| GOAL OF THE EXERCISE |
Within the data below, copy each line where the string "object" is found.

[Page and application data records]
__________

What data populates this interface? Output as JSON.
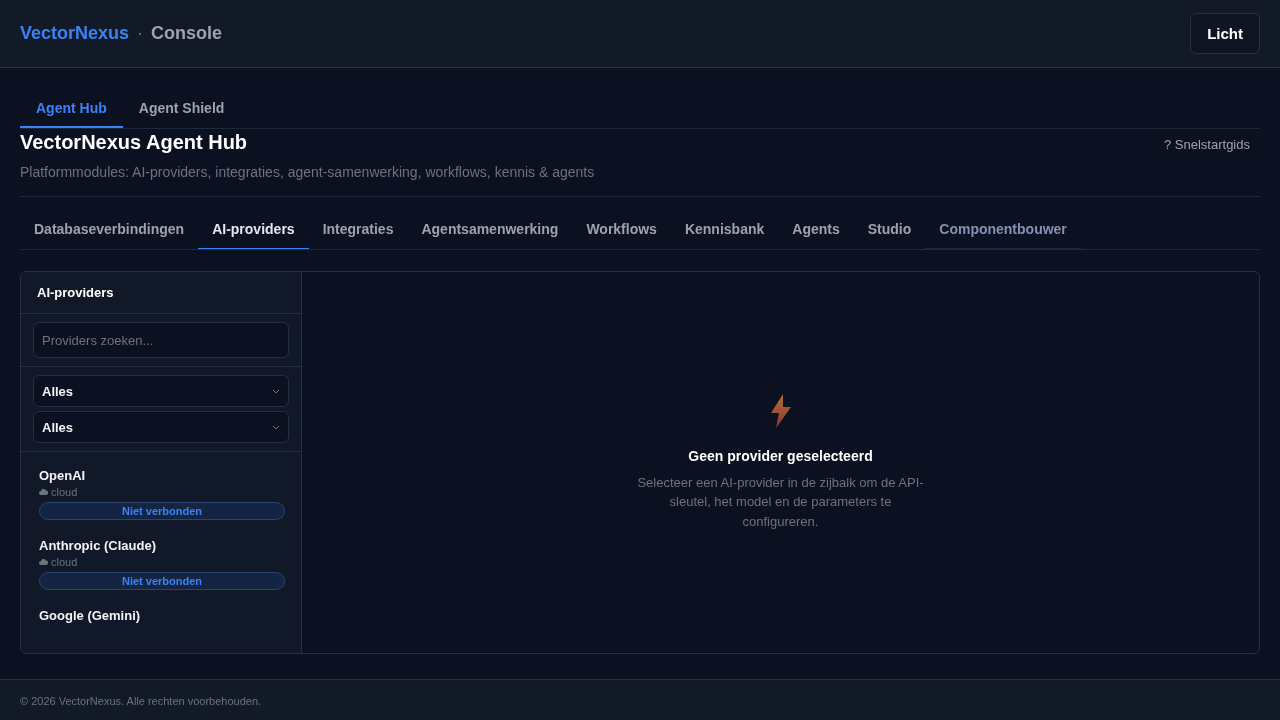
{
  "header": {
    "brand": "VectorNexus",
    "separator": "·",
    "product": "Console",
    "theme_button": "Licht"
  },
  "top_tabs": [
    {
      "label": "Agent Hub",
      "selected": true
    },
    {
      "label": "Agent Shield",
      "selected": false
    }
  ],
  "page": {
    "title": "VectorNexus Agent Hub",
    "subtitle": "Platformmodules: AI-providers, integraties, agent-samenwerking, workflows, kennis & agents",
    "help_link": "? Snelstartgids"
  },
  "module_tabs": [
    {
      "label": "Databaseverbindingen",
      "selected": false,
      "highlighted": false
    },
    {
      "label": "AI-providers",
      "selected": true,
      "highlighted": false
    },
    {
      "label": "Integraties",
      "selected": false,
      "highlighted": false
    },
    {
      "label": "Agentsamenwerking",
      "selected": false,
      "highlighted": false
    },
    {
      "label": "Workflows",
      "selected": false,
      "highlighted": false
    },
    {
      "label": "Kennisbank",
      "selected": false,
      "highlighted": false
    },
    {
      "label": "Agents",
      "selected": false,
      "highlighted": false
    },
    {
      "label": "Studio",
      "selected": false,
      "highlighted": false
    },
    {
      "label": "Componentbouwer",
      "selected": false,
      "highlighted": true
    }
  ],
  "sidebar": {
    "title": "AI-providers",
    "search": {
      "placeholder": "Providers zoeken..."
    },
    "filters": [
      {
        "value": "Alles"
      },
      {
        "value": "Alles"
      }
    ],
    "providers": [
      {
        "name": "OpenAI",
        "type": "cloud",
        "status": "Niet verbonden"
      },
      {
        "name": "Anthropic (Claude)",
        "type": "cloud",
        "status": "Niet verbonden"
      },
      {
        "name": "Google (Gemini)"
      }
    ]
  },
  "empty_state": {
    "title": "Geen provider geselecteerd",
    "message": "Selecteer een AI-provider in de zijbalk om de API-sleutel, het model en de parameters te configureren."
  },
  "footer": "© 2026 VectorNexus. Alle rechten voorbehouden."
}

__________

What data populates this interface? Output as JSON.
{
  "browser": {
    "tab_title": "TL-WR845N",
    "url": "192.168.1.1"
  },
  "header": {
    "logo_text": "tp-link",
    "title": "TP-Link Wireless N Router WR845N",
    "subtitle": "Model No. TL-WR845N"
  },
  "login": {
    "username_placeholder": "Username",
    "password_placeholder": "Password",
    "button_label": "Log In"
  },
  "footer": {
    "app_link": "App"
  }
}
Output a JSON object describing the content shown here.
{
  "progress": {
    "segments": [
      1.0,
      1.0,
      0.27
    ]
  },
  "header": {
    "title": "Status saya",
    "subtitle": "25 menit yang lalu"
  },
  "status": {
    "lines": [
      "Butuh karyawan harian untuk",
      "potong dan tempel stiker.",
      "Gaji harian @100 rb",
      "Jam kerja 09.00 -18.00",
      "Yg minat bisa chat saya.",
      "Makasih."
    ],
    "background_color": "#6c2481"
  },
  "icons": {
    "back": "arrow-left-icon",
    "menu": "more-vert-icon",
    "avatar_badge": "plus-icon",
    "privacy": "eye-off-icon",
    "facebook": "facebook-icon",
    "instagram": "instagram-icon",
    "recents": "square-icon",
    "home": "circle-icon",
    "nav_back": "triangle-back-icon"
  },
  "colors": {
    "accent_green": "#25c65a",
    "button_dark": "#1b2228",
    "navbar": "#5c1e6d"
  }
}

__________

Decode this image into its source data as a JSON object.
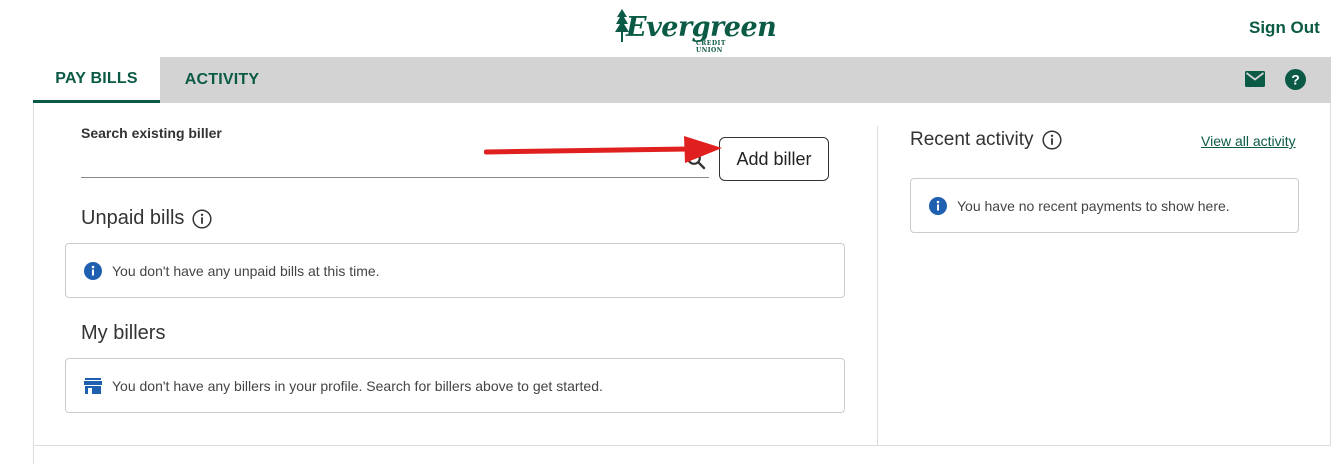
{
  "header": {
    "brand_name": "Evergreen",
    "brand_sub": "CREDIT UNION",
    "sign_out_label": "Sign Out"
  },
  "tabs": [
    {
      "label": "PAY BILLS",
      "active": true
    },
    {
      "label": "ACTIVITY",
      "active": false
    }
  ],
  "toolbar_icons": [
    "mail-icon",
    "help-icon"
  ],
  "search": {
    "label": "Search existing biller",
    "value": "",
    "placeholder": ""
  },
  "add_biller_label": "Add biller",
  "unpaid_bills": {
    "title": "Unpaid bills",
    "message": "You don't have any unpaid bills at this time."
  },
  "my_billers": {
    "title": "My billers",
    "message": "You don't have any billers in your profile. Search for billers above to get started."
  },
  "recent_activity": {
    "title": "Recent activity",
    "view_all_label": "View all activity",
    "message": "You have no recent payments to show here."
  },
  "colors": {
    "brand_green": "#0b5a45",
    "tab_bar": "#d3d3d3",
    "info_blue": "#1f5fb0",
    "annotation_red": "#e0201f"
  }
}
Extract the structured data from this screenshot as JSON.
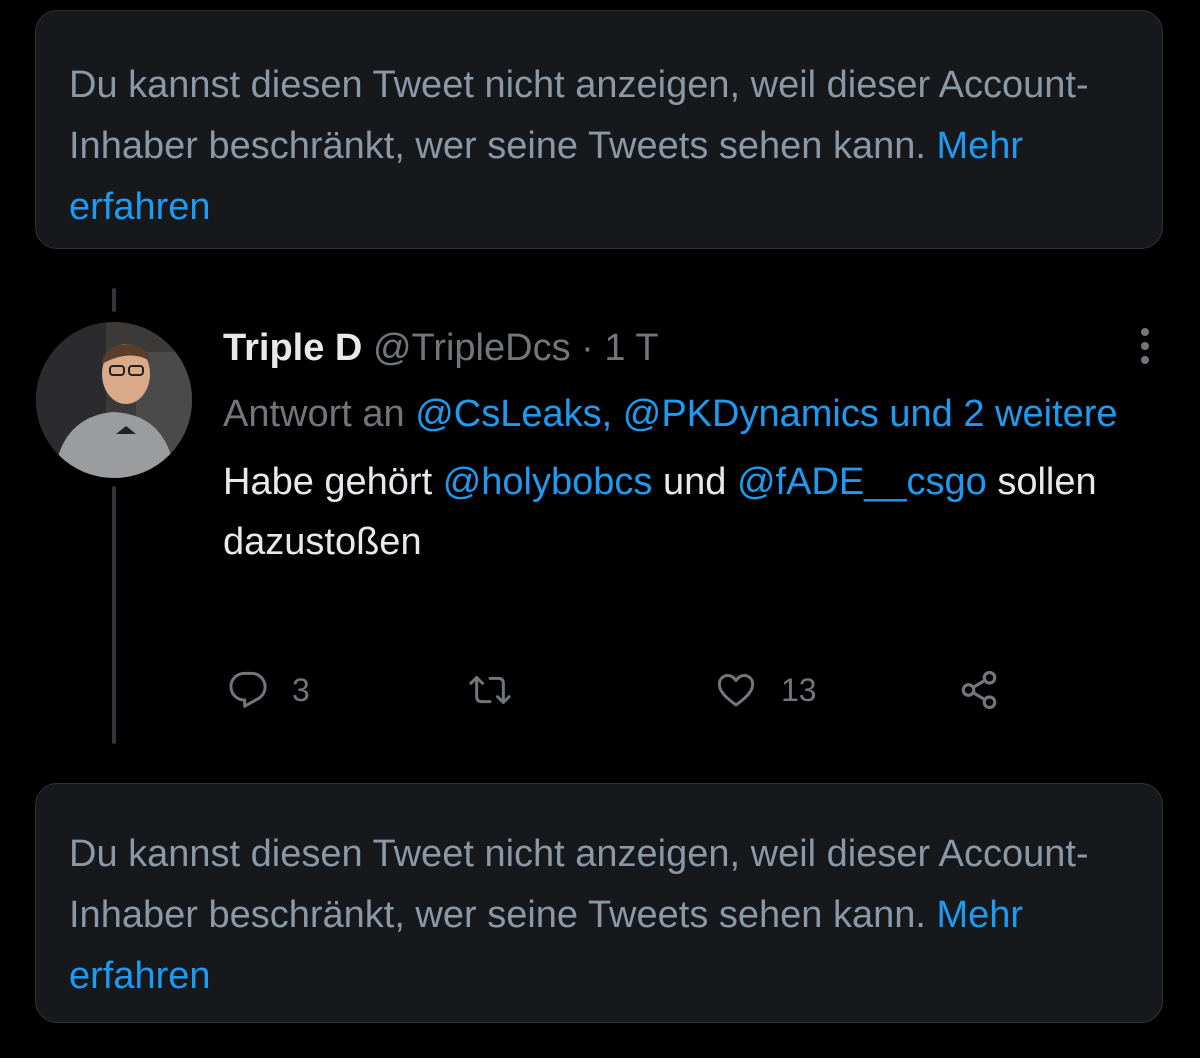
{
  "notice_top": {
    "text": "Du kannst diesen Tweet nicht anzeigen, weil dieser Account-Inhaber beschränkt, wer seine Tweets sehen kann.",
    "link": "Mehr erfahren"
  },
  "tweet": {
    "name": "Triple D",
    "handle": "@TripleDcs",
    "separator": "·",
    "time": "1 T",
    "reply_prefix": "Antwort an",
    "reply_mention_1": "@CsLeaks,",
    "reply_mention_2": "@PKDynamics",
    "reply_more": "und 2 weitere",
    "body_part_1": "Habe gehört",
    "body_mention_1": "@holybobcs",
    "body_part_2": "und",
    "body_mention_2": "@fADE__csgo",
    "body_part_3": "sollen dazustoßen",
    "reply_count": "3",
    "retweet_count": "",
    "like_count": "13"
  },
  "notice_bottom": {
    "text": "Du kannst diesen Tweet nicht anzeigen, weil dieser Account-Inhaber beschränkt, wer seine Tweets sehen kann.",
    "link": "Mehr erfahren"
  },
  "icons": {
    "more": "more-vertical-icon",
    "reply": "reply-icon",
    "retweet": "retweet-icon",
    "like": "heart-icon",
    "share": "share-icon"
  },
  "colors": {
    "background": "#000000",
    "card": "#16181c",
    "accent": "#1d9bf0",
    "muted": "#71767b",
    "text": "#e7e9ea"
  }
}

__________

| EXERCISE RESULT |
Output a JSON object describing the content shown here.
Decode this image into its source data as a JSON object.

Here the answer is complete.